┌────────

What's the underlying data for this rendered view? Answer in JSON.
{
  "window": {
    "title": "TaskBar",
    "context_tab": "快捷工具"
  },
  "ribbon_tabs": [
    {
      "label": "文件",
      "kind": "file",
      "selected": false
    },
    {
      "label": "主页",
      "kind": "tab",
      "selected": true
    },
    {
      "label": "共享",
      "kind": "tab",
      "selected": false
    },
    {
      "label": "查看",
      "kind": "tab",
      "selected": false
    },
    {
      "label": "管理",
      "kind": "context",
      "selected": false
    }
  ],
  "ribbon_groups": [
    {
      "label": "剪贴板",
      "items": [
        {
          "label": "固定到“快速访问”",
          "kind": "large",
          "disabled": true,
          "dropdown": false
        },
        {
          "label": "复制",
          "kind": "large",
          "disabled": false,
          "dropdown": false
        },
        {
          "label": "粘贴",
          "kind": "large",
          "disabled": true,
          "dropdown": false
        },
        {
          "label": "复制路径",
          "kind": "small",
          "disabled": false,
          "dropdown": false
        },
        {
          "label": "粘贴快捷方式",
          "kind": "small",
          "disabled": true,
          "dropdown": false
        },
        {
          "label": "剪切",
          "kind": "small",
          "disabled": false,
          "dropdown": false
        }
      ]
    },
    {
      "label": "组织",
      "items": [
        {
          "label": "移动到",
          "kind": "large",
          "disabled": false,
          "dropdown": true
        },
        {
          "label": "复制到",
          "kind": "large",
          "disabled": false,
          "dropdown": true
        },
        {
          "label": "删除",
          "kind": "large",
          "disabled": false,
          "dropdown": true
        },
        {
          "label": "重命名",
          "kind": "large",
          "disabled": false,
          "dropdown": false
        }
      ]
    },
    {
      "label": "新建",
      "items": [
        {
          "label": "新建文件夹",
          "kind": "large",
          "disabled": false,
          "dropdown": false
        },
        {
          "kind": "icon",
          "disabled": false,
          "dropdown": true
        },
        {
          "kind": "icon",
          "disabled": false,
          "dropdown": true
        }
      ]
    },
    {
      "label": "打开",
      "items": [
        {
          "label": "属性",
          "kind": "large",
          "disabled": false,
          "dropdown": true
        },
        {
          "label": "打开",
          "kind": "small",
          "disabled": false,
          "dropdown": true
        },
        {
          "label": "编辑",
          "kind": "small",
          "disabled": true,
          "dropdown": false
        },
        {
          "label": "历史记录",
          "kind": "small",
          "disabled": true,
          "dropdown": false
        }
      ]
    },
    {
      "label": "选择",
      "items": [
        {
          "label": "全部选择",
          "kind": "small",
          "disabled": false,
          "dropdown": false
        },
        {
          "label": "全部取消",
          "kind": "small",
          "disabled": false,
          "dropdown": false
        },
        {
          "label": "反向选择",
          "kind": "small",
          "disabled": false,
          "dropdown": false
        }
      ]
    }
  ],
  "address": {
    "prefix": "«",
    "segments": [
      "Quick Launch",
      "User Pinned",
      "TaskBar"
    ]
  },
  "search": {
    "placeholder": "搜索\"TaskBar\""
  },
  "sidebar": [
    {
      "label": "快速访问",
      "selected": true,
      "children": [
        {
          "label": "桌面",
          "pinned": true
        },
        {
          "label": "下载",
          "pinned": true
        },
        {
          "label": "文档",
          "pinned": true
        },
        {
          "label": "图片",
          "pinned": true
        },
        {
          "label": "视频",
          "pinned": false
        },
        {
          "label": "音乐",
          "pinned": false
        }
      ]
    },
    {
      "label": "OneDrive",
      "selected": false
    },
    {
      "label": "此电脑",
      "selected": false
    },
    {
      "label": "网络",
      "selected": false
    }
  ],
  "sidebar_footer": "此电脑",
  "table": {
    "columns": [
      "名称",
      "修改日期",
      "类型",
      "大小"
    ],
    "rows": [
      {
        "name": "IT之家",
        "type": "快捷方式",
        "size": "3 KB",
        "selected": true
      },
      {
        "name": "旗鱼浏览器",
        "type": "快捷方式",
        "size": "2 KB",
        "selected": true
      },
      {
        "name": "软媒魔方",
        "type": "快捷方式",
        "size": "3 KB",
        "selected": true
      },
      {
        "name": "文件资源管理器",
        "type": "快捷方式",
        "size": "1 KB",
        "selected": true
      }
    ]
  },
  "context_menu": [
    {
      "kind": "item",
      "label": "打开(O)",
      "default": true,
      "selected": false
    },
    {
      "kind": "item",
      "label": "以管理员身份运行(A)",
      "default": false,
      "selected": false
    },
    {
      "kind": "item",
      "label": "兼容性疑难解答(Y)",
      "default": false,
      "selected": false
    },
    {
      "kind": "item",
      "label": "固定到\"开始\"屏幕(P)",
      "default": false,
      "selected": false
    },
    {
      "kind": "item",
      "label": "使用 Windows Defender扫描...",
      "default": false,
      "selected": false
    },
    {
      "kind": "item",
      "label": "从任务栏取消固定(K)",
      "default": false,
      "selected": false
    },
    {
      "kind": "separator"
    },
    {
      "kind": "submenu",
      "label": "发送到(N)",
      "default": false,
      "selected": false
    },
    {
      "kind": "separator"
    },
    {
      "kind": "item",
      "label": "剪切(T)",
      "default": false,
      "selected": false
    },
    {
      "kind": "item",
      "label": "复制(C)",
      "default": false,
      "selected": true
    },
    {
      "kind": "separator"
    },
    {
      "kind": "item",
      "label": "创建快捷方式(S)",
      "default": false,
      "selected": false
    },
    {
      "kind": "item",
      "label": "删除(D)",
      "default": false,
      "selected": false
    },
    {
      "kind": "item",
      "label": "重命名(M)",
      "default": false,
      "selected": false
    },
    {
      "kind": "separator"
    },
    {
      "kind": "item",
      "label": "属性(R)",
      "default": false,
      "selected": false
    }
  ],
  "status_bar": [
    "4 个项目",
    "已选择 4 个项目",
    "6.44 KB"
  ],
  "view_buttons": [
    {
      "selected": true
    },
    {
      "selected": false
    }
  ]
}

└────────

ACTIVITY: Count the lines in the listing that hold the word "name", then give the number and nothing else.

EXPECTED ANSWER: 4